The project was claimed to be 1394 km long and was designed and executed in a successful collaboration between the Iranian government and three construction contractors from different countries. Its construction involved extensive mountain cutting in some regions, while the rugged terrain in others dictated the construction of 174 large bridges, 186 minor bridges, and 224 tunnels, including 11 spiral tunnels. Unlike most early rail projects, the construction of the Trans-Iranian Railway was funded by national taxes to avoid foreign investments and control.
Anglo-Soviet Invasion of Iran
In August 1941, Soviet, British and British-Indian forces invaded Iran to protect their oil supply in Iran and secure the Persian corridor (A supply route from the Persian Gulf to the Republics of the Soviet Union). In September 1941, the Allies took over the operation of the Trans-Iranian Railway. British and Royal Engineers (RE) armies operated the southern division between Tehran and Bandar Shahpur (aka Bandar Imam Khomeini) on the Persian Gulf. The Soviet Army ran the northern division between Tehran and the port of Bandar Shah on the Caspian Sea. The RE expanded freight capacity by building new railway yards at Bandar Shahpur, Ahvaz, and Andimeshk and a junction at Ahvaz for a new line to Khorramshahr. Through construction projects along the river Karun, the RE increased the line’s locomotive fleet.
When the British first took over southern Iran in 1941, the railway could only move one freight train per day. The railroad hauled a total volume of 978 tons a day in the first quarter of 1942. Yet by September 1943, they were able to move 5400 tons per day due to the import of new locomotives and wagons and the assistance of more skilled individuals.
Experience the Mind-Blowing Sceneries

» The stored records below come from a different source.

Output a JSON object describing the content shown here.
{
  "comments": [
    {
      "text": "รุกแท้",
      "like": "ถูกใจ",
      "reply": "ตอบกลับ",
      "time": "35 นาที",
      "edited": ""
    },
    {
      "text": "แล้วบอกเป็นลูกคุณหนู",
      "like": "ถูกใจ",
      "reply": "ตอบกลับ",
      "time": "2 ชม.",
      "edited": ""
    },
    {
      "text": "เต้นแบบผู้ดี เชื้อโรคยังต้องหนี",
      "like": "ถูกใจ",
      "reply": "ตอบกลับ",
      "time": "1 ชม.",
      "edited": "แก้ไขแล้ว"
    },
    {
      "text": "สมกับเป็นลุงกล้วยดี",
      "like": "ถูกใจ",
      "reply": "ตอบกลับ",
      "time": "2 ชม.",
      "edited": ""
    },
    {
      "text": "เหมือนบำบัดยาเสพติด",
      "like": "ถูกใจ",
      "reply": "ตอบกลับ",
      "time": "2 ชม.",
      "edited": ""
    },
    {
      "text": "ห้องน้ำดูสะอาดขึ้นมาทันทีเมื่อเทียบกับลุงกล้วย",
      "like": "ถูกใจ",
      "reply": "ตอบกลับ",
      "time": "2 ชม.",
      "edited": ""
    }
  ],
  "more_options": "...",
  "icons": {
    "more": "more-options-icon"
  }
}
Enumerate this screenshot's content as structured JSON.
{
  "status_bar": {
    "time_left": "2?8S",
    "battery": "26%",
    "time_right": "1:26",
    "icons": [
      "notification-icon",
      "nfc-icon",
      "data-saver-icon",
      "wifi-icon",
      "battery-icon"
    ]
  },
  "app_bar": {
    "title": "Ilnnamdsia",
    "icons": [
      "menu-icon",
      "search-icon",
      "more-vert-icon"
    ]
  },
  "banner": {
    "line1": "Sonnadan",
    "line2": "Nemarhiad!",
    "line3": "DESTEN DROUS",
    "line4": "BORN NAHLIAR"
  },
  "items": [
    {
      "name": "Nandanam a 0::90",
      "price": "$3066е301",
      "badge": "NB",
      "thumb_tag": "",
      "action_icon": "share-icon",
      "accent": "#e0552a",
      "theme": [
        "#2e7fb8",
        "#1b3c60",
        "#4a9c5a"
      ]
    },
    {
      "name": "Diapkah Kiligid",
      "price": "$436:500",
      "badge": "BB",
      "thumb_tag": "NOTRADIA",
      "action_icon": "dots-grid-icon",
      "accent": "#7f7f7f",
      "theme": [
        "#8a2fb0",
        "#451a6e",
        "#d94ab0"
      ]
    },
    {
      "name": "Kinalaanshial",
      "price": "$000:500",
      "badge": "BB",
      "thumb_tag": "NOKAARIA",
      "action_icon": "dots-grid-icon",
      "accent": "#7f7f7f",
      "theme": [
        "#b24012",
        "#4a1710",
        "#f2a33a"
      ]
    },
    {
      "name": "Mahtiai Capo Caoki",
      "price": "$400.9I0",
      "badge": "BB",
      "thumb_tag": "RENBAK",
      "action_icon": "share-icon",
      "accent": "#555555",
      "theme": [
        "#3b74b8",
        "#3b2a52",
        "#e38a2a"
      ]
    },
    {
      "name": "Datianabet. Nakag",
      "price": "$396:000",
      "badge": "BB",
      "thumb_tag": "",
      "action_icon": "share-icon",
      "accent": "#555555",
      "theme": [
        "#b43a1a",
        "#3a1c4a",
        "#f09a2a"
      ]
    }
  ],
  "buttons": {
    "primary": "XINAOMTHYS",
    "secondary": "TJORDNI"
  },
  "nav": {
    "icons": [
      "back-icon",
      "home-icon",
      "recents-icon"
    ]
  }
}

Although traveling via train feels nice, it should accompany the pleasure of charming landscapes, and the Trans-Iranian Railway is not an exception. Here are some of the must-see railway routes, which led to the inscription of Trans-Iranian Railways upon UNESCO’s world heritage list:
Tehran-Sari Rail Route
It is said to be the most attractive railway route in Iran. Here you will find a stunning landscape of northern Iran that you have not seen before. This path begins with the typical railway from Tehran to Garmsar, but a drastic change awaits you. All you see afterward is the eye-catching mountainous jungles bundled up against the mountains. This route includes some important and historical landmarks, such as the Veresk bridge that is both a structural engineering masterpiece and the symbol of the Trans-Iranian railway. This bridge is 86 meters long and stands at the height of 110m above the ground.
It has been only a few months since its final establishment; however, in terms of the mesmerizing view that it presents you with, this railway route is competing with the previous route. There are heavenly jungles, paddy fields, and riverbanks to be pleased by in the middle of this route. Also, the longest railway bridge of the rail network belongs to this route with 1430 meters long.
Lorestan Touristic Route
This route is 74km long. It includes several stations where the train stops for tourists to get off and embrace the beauty of high mountains, lush valleys, and spectacular waterfalls that cascade down the high summits. The stations are approximately 20 minutes away from each other; therefore, you don’t need to worry about losing the superb sceneries.